Line (Out) of Control?

06 Jan, 2017    ·   5219

Joy Mitra argues that risks to general stability in the region remain entrenched in the dynamics of the India-Pakistan conflict and that it could lead to an uncontrollable conflict trajectory

The Line of Control (LoC) between India and Pakistan is witnessing a fresh spiral of violence post the Indian “surgical” strikes of 29 September 2016. The spike in violence seems to suggest that the ceasefire agreement of 2003 between the two countries no longer holds water. Some within and outside government circles have begun speaking in terms of ‘war’ and the general impression created is that the agreement has lost its sanctity. This may however be jumping the gun too soon given that the ‘dialogue of violence’ is not happening along the entire stretch of the LoC and there are more conventional threshold levels to be crossed. The risks to general stability in the region, however, remain entrenched in the dynamics of the conflict and could lead to an uncontrollable conflict trajectory.

Sanctity of the 2003 Ceasefire-Agreement
It must be noted that even before the Uri attack and the Indian strike back, certain sectors along the LoC were witnessing higher concentration of violent incidents.
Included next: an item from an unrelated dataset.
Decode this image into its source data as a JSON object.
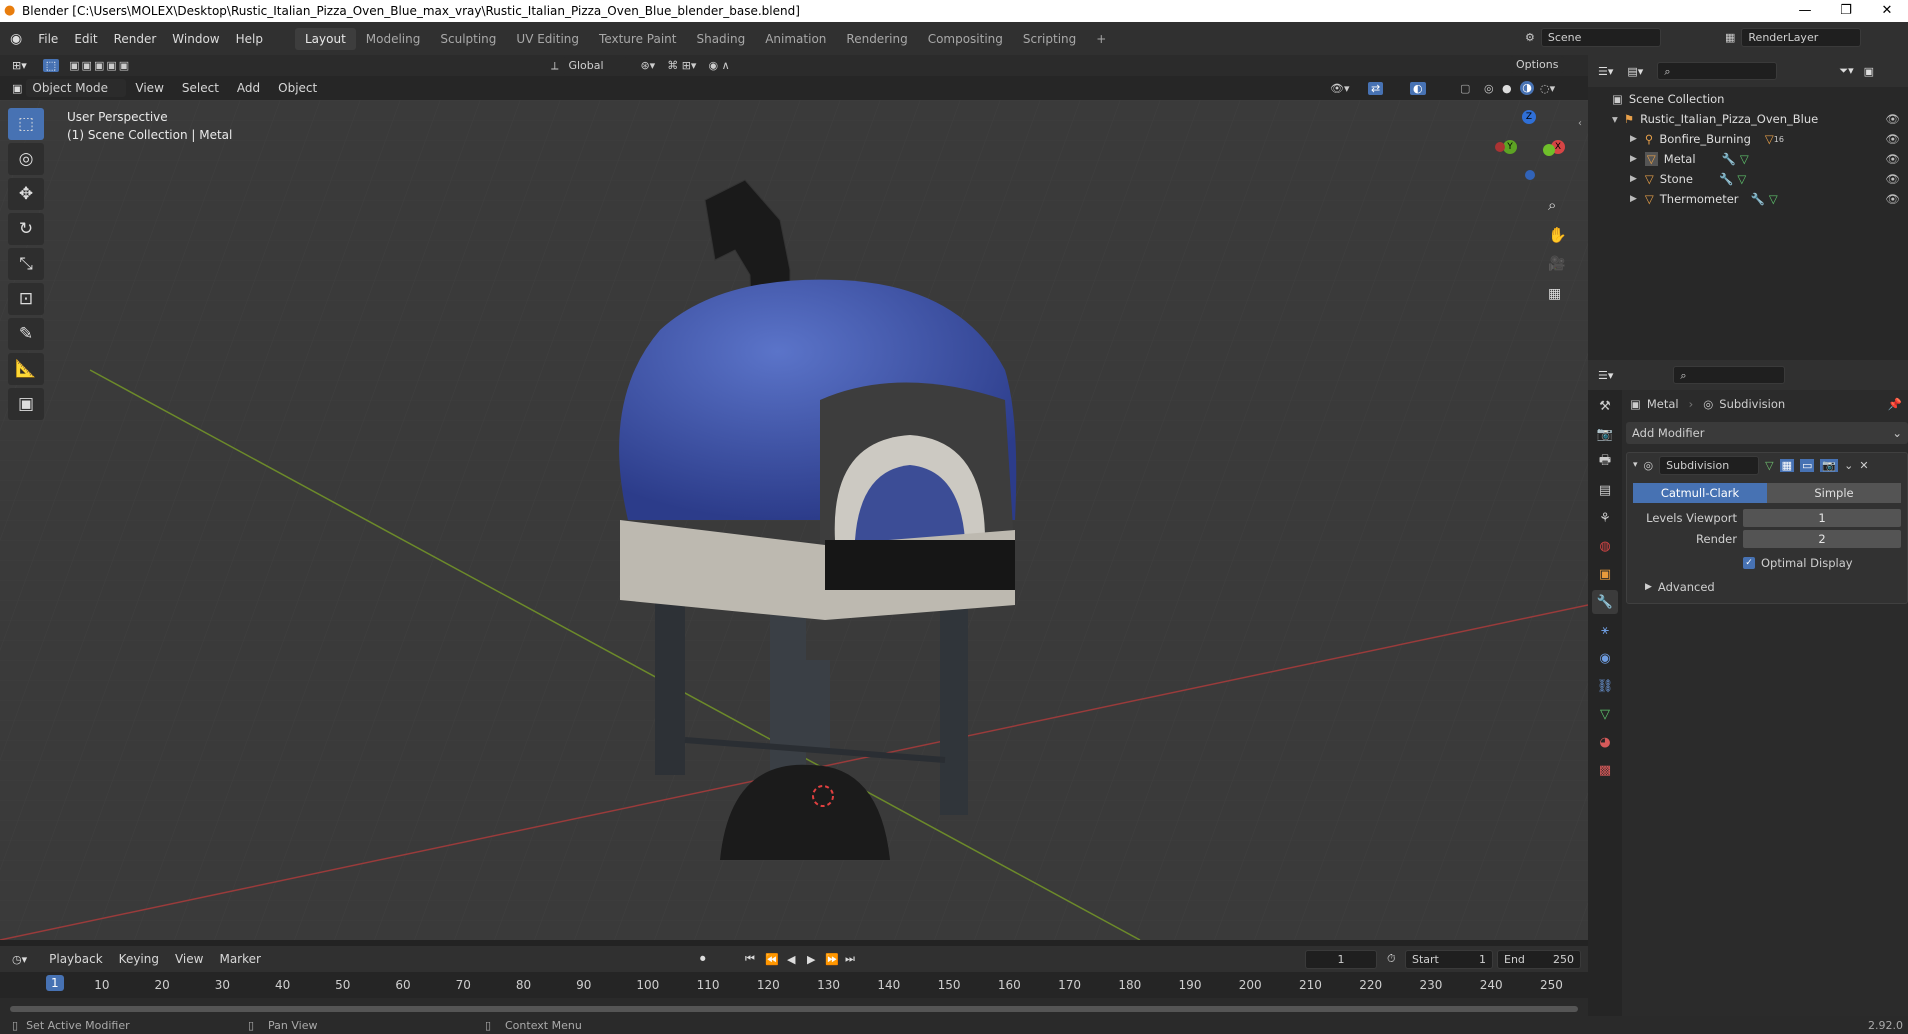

Post the Indian strike back the first repercussions were more an increase in the intensity of violence along those sectors and not a general escalation of the conflict along the LoC. Therefore, the ceasefire accords had value until the first spatial threshold was crossed with the attack at the Indian military base close to the Jammu border, which India refers to as the ‘international border’and Pakistan as the ‘working boundary’. This may still not be a general breach of the geographical threshold on the military escalation ladder given that the current spate of violence is still confined to the state of Jammu and Kashmir and ceasefire violations do not necessarily imply a ceasefire breakdown. The intensity of violations may however go up at a certain spatial and temporal location.

Probable Escalation Dynamics
Additionally, while both sides have resorted to heavy artillery and mortar shelling, neither has vertically escalated in terms of introduction of air assets or other platforms. The pattern of attacks clearly demonstrate that military installations are the prime targets. A qualitative threshold can be breached here in terms of the choice of targets. This will lead to a geographical expansion of the threat-perception and spread the Indian security forces thin.

The prospects for any horizontal escalation could entail attacks south into Punjab. Going by the history of previous such episodes, this escalation should not happen. India and Pakistan seem to have systematised a periodic bout of violence along the LoC into their relationship that ebbs and flows conditional on the political milieu associated with it. In 2013, a similar episode of violence saw the ‘Mutually Hurting Stalemate (MHS)’ reached before any spatial escalation.

Subjective Stalemates
It is not necessary for an objective MHS to be realised. The stalemate could be a dynamic normal with both sides not necessarily sustaining equal measure of losses, albeit it is the perception of this normal that matters. MHS can be reached if both sides believe that neither can escalate to victory and a negotiated solution is possible, i.e. both sides perceive the other to be willing to negotiate. Additionally, the victory condition can also be subjective.

At present, the dynamic normal that exists between India and Pakistan may seem like an objective MHS to neutral observers but the rhetoric on the Indian side suggests that it believes it has established escalation dominance. This seems to be part of the victory condition that India has defined: escalation dominance which goes in conjunction with diplomatic efforts to internationally isolate Pakistan. Without going into the merits/demerits of the policy objective, it is reasonable to assume that the politico-military leadership believes it can achieve this victory condition and this translates into unwillingness to consider a negotiated settlement, when a better outcome can be achieved by coercive bargaining.

In Pakistan, public attention is occupied with events in the domestic polity. The civilian arm has made attempts to negotiate, and this option would not have been pursued without blessings from their security establishment. Even if Pakistan believes that the MHS has been reached, it is then left with the choice of preventing India from achieving its victory condition, only by sustaining the conflict long enough to impress upon India that a negotiated outcome is the only way to avoid the loss-loss scenario of a prisoner’s dilemma.

Unpredictable Conflict Trajectory
The Nagrota attack seems to be a demonstration of Pakistan’s intent to continue the mutual hurt if not in the form of a stalemate. This could also be a consequence of increased risk propensity due to loss perception that Pakistan might have because of cumulative losses it has incurred in diplomatic, military and reputational terms. The existence of loss perception can lead to increased propensity to continue the conflict, perhaps even escalate in the sub-conventional domain. Pakistan’s intent to continue the mutual hurt may however have consequences for public perception in India and not necessarily in favour of restraint because public perception is a double-edged sword. A sustained campaign to inflict losses can generate enough vitriol to bind the government to its rhetoric and could lead to uncontrollable consequences. 

In conclusion, periodic bouts of such violence, combined with loss perception in Pakistan and aggressive rhetoric in India despite the existence of an objective MHS, can take a trajectory which may not be in either side's control.